NURTURE RONDO'S REHAB: The Celtics seemed to be toying with the idea of allowing Rajon Rondo to participate in the second night of a back-to-back on Wednesday against Philadelphia, though Stevens backed off that a bit after Tuesday's game. That's probably for the best. Rondo logged a fairly active evening (27 minutes) and that's coming off a season-high 30 minutes on Sunday. The Celtics have exercised extreme caution throughout Rondo's rehab, and there seems to be little benefit to hitting the accelerator now, though a three-day break after Wednesday's game could tempt the team to consider a restricted-minutes stint against the 76ers.

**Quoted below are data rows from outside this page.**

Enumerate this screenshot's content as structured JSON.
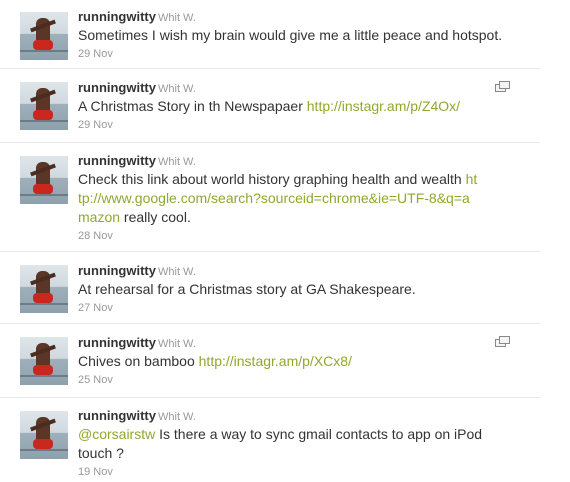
{
  "tweets": [
    {
      "screen_name": "runningwitty",
      "full_name": "Whit W.",
      "text_before": "Sometimes I wish my brain would give me a little peace and hotspot.",
      "link": "",
      "text_after": "",
      "timestamp": "29 Nov",
      "has_media": false
    },
    {
      "screen_name": "runningwitty",
      "full_name": "Whit W.",
      "text_before": "A Christmas Story in th Newspapaer ",
      "link": "http://instagr.am/p/Z4Ox/",
      "text_after": "",
      "timestamp": "29 Nov",
      "has_media": true
    },
    {
      "screen_name": "runningwitty",
      "full_name": "Whit W.",
      "text_before": "Check this link about world history graphing health and wealth ",
      "link": "http://www.google.com/search?sourceid=chrome&ie=UTF-8&q=amazon",
      "text_after": " really cool.",
      "timestamp": "28 Nov",
      "has_media": false
    },
    {
      "screen_name": "runningwitty",
      "full_name": "Whit W.",
      "text_before": "At rehearsal for a Christmas story at GA Shakespeare.",
      "link": "",
      "text_after": "",
      "timestamp": "27 Nov",
      "has_media": false
    },
    {
      "screen_name": "runningwitty",
      "full_name": "Whit W.",
      "text_before": "Chives on bamboo ",
      "link": "http://instagr.am/p/XCx8/",
      "text_after": "",
      "timestamp": "25 Nov",
      "has_media": true
    },
    {
      "screen_name": "runningwitty",
      "full_name": "Whit W.",
      "text_before": "",
      "link": "@corsairstw",
      "text_after": " Is there a way to sync gmail contacts to app on iPod touch ?",
      "timestamp": "19 Nov",
      "has_media": false
    }
  ]
}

Rondo is moving better the past two games, but he's still acclimating to a new-look roster (hands up when Rondo has the ball, guys) and finding the touch on his shots (Rondo is shooting only 27.9 percent through six appearances). The Celtics don't need Rondo to be Game 7 Rondo at any point this season, but the hope is he can use these game situations to shake rust and slowly return to form.
YOUTH MOVEMENT: One of the Celtics' justifications for trading away Jordan Crawford and MarShon Brooks was to open up additional playing time for undrafted rookie Phil Pressey, who has emerged as a sure-handed backup point guard who is taking full advantage of an uptick in minutes. With Boston naturally enduring struggles this season, there will come a time (post trade deadline?) when it should ponder if the team is better giving increased minutes/roles to rookie big men Kelly Olynyk and Vitor Faverani. Eventually, does it make more sense for Olynyk to be a starting big alongside second-year big man Jared Sullinger, if Olynyk is more likely to be a fixture of the future than, say, Brandon Bass? Of course, Olynyk needs to be more aggressive himself and not pass up open looks. Stevens noted after Tuesday's loss how well Chris Johnson, now on his second 10-day contract, is playing. The Celtics certainly would benefit from trying to develop Johnson if he's a guy they desire to keep on the roster the rest of the season (and beyond) even if it comes at the expense of minutes from a veteran player.

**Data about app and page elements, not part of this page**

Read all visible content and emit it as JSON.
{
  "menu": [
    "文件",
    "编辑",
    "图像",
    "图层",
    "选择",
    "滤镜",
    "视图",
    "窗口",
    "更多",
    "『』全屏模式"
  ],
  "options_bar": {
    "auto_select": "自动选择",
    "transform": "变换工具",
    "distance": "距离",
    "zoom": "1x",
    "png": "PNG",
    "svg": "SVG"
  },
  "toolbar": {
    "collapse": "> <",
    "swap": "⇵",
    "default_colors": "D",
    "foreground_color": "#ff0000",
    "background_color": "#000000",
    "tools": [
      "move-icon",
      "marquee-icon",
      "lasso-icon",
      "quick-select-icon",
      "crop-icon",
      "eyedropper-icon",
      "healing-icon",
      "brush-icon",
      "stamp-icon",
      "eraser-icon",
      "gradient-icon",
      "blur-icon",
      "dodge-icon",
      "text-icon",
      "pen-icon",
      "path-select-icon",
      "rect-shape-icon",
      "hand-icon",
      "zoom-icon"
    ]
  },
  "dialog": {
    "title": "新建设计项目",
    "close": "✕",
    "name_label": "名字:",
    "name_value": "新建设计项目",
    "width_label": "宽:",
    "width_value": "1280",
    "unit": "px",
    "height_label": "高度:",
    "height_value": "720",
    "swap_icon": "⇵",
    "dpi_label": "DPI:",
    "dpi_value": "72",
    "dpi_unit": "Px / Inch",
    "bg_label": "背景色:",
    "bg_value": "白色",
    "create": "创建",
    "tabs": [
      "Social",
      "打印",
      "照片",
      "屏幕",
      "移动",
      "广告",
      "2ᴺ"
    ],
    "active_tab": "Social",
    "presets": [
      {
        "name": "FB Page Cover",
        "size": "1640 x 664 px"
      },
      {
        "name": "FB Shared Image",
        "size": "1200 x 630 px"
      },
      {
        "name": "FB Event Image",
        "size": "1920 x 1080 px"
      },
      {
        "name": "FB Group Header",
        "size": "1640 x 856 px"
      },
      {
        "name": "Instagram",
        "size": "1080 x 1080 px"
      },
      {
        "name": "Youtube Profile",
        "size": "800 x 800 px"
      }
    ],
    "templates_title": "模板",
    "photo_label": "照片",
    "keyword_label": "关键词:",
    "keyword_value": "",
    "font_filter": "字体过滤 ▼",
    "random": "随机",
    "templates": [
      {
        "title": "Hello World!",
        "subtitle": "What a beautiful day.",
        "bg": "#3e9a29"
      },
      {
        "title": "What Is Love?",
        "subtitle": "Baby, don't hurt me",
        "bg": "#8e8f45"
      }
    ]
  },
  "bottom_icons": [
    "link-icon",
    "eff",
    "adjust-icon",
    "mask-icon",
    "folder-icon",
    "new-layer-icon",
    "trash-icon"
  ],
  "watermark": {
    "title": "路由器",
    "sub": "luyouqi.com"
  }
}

GET HEALTHY: Stevens noted last week that injuries haven't helped the Celtics' cause lately. Avery Bradley's void is obvious because he's one of the few willing to fire away; fill-in Gerald Wallace has been one of the more reluctant shooters on the team this season. When Rondo is healthy and Bradley is back, there's a much different look and feel to Boston's backcourt. Jerryd Bayless's return on Tuesday should help bring some consistency to bench rotations.
BUYING INTO THE SYSTEM: Losing games isn't the end of the world when you're lottery bound, but Stevens needs to lean on the guys who are willing to buy into his defense-first system, players who understand the defensive DNA he's trying to inject and establish as the foundation of how this team will play. The Celtics' defense looked lost and completely disjointed on Tuesday. Even when it has struggled this season, Boston has managed to hang around games in large part because of its defense and Stevens needs to steer his team back on track on that end. The Celtics showed the potential to be a top-10 defense earlier this season and players who will be around into the future need to invest themselves in making defense the trademark of this young team.

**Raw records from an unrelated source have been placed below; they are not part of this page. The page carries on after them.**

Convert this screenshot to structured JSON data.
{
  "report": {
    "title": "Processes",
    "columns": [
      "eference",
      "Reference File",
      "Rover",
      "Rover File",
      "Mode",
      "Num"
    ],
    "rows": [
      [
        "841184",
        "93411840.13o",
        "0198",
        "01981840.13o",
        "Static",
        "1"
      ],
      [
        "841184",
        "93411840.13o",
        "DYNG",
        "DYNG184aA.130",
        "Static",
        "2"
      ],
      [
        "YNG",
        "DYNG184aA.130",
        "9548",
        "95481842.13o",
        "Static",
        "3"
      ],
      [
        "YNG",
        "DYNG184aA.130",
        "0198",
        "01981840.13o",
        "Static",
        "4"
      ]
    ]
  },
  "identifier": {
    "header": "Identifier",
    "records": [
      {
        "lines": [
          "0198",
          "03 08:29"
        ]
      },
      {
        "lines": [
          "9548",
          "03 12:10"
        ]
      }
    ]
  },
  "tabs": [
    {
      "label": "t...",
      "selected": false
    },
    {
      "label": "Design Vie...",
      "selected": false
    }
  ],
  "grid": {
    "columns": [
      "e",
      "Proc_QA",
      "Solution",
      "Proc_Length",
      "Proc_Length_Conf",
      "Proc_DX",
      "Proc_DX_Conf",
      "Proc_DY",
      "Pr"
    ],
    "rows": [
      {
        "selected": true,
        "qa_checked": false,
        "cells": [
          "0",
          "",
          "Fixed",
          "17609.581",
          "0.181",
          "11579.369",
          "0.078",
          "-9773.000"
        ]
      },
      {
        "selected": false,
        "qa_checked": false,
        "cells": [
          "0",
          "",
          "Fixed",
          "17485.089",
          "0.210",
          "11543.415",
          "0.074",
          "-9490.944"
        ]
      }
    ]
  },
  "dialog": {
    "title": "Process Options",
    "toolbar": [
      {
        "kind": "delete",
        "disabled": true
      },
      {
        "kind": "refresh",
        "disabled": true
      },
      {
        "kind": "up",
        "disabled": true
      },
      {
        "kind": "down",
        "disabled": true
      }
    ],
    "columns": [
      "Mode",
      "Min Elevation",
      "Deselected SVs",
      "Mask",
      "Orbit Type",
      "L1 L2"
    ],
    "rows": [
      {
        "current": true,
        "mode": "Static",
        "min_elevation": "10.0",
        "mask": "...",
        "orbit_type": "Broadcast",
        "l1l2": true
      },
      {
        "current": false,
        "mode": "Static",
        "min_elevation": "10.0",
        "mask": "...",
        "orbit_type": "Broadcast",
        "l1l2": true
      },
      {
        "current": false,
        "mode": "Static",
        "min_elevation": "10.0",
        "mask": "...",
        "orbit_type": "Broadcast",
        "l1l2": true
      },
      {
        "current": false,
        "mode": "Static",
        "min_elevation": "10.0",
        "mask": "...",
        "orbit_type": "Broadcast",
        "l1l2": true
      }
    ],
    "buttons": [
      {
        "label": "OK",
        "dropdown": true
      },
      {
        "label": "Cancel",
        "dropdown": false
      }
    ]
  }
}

Here's the good news for Stevens: There are only eight games remaining until the trade deadline, when the roster for the remainder of the season will become a bit more certain. There's also potential for this team to be in a better place health-wise by that point (Rondo with more time to shake rust; Bradley working his way back). The important part for fans to keep in mind throughout this season is, when watching these games, ask yourself, "Did the team make progress? Did it build toward the future?"
Tuesday night was a resounding, "No," but there have been very few nights when the team has made virtually no tangible progress. You can make the case that there are positives you can pluck from the Knicks' loss, including more floor time for Rondo and Johnson's quality effort; even the loss isn't necessarily a bad thing.
Ultimately, it comes down to effort. All fans want to see is a team competing hard and trying to do all the right things while trying to achieve progress. That didn't happen Tuesday; Wednesday's a new game.